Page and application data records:
****************
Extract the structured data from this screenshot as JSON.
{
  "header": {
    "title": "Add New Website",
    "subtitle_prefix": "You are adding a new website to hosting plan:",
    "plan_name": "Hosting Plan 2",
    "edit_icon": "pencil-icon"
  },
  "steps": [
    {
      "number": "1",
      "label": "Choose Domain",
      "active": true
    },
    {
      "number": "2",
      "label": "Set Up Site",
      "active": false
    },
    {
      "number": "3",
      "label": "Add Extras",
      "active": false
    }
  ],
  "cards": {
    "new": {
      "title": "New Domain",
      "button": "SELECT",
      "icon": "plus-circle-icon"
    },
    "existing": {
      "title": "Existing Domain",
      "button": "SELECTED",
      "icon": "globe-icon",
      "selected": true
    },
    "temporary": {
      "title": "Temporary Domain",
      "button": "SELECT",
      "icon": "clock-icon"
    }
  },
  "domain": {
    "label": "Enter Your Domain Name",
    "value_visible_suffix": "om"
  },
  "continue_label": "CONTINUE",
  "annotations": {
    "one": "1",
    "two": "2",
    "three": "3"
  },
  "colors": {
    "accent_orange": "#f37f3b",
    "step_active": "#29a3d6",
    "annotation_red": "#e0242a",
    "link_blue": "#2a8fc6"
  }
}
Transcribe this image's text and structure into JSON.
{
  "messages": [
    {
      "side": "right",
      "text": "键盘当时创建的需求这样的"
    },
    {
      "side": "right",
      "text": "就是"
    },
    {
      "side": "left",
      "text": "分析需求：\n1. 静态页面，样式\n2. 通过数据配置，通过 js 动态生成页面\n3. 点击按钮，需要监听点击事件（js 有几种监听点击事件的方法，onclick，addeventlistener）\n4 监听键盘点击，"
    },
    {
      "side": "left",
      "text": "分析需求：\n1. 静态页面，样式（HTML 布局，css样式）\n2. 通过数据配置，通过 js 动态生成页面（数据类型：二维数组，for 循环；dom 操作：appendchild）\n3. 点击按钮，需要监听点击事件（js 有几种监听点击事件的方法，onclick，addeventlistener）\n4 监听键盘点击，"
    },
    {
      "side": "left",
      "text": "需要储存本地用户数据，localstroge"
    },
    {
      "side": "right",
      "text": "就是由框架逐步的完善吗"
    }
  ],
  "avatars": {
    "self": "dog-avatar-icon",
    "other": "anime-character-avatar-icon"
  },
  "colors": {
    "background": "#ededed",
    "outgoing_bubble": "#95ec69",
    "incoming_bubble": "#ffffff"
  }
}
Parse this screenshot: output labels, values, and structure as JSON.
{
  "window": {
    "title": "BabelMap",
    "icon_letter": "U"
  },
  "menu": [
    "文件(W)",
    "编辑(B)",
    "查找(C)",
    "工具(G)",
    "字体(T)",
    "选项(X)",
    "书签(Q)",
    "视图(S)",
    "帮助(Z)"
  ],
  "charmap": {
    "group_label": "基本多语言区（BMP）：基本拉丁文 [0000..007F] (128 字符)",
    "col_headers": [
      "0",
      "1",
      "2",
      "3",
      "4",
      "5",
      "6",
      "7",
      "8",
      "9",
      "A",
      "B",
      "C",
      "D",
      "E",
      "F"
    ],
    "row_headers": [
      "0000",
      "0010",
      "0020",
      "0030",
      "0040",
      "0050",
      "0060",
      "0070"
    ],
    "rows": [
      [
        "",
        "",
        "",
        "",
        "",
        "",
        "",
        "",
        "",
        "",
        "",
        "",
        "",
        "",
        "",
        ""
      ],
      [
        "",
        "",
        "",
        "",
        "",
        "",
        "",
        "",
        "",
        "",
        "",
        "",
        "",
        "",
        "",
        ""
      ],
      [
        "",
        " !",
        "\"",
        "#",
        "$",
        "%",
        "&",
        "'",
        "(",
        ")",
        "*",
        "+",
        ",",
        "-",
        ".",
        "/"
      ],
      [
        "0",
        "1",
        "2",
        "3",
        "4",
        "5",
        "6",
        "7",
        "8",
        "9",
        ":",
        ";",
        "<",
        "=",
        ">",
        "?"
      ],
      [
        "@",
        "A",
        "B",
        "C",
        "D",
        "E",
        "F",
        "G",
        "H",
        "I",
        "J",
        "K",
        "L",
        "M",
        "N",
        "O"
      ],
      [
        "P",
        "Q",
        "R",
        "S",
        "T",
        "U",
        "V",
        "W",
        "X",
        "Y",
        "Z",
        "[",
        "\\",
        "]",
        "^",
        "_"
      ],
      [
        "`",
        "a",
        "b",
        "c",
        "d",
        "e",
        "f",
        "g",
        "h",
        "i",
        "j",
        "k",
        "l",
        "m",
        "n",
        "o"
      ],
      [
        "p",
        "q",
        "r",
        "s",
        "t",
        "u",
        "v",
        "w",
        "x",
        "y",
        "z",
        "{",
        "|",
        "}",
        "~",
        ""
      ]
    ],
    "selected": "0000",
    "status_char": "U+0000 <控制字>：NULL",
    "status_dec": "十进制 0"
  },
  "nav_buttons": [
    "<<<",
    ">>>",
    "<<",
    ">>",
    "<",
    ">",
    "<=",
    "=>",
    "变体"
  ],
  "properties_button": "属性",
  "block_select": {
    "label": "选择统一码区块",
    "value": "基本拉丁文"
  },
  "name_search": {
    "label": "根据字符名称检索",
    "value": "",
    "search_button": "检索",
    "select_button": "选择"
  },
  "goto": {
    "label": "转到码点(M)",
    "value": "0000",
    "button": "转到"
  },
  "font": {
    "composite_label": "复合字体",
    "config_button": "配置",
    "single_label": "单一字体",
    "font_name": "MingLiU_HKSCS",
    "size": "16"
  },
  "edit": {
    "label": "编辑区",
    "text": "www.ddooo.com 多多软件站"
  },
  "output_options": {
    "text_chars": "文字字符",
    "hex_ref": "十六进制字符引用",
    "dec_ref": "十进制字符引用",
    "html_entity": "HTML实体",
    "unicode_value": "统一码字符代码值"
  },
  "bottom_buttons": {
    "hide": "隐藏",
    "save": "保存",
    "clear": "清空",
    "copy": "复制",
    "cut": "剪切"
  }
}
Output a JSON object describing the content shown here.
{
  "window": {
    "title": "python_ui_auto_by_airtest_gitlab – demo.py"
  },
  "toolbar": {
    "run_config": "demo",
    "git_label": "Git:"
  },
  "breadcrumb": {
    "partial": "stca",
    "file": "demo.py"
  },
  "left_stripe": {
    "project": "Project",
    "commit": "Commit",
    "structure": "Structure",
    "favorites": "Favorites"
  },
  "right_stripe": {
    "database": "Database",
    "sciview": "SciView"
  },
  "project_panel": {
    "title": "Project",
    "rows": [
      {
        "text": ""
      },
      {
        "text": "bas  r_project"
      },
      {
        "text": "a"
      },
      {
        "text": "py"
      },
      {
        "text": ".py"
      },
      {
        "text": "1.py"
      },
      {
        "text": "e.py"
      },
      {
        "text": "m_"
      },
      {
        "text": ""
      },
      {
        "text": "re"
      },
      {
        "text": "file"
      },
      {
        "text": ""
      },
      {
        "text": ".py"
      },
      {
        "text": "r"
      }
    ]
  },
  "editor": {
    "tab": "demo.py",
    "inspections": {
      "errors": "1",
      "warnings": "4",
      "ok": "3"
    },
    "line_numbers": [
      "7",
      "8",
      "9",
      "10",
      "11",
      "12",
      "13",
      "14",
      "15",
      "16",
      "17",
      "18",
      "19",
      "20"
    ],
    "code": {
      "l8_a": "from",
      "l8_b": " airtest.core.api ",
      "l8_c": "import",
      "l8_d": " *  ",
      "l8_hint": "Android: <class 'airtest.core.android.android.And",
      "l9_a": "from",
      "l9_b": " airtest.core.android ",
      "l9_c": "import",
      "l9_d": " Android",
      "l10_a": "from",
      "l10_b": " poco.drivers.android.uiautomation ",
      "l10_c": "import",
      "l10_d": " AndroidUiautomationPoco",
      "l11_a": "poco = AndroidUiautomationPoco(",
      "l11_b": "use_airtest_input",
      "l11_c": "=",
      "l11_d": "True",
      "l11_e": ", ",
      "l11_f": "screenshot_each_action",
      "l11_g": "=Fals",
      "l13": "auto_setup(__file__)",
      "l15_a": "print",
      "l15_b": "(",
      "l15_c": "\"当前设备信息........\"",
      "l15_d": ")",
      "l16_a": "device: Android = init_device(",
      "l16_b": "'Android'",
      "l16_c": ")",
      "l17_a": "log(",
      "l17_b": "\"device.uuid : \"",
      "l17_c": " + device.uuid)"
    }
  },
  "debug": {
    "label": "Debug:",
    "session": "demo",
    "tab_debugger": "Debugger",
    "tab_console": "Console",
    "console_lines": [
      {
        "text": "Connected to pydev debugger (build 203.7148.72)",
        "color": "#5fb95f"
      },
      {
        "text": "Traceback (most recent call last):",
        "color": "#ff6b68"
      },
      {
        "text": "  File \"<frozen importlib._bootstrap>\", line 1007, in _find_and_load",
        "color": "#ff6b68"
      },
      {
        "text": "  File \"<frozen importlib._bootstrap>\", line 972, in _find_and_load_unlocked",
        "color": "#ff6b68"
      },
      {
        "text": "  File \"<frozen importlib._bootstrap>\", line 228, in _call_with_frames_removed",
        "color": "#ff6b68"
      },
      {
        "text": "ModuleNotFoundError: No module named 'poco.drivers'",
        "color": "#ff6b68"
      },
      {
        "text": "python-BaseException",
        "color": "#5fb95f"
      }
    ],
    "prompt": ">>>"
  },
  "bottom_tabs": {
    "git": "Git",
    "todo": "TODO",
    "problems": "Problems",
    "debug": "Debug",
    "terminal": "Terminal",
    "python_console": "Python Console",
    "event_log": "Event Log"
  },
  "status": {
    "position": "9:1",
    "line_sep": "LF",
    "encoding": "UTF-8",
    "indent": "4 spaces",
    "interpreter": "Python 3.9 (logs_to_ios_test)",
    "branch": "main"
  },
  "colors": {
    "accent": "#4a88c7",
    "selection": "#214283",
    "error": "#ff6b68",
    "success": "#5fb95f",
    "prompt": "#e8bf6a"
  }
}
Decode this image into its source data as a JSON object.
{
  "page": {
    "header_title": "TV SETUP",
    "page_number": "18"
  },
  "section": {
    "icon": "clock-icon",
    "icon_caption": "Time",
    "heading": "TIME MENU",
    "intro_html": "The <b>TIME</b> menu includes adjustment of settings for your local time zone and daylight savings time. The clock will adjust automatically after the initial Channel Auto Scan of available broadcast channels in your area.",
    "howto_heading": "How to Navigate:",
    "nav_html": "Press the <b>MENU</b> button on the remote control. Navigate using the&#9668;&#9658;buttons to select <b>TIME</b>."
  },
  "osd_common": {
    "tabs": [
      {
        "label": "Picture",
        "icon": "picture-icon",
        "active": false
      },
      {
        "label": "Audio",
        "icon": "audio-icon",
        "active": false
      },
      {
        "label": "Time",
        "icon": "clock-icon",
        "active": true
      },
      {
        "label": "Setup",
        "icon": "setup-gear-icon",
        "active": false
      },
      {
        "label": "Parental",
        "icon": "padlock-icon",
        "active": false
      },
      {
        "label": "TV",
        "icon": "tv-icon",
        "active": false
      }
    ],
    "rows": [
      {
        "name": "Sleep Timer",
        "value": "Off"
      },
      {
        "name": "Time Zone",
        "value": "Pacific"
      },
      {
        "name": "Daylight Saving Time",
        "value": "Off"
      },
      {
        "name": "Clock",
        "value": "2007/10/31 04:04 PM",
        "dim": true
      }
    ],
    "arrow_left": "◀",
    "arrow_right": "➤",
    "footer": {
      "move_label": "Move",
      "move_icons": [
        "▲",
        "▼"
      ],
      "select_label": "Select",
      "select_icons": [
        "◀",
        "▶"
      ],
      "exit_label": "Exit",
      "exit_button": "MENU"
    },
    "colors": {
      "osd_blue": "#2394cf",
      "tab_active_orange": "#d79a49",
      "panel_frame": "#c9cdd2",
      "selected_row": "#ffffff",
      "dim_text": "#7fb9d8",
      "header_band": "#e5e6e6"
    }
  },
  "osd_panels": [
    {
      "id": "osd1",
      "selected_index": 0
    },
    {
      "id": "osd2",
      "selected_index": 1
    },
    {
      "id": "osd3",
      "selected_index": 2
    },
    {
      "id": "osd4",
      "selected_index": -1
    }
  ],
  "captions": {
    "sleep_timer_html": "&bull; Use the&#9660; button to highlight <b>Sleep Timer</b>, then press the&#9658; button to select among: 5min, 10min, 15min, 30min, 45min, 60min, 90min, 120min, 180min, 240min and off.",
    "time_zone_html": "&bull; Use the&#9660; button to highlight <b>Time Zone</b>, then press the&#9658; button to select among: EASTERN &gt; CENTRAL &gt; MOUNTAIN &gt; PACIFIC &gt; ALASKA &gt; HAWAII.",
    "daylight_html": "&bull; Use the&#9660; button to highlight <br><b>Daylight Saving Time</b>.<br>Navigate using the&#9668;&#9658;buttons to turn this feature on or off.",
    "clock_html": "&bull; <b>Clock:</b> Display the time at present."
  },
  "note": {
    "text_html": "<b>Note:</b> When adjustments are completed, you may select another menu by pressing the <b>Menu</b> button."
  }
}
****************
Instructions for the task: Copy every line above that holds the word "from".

Written answer:
Extract the structured data from this screenshot as JSON.
      "l8_a": "from",
      "l9_a": "from",
      "l10_a": "from",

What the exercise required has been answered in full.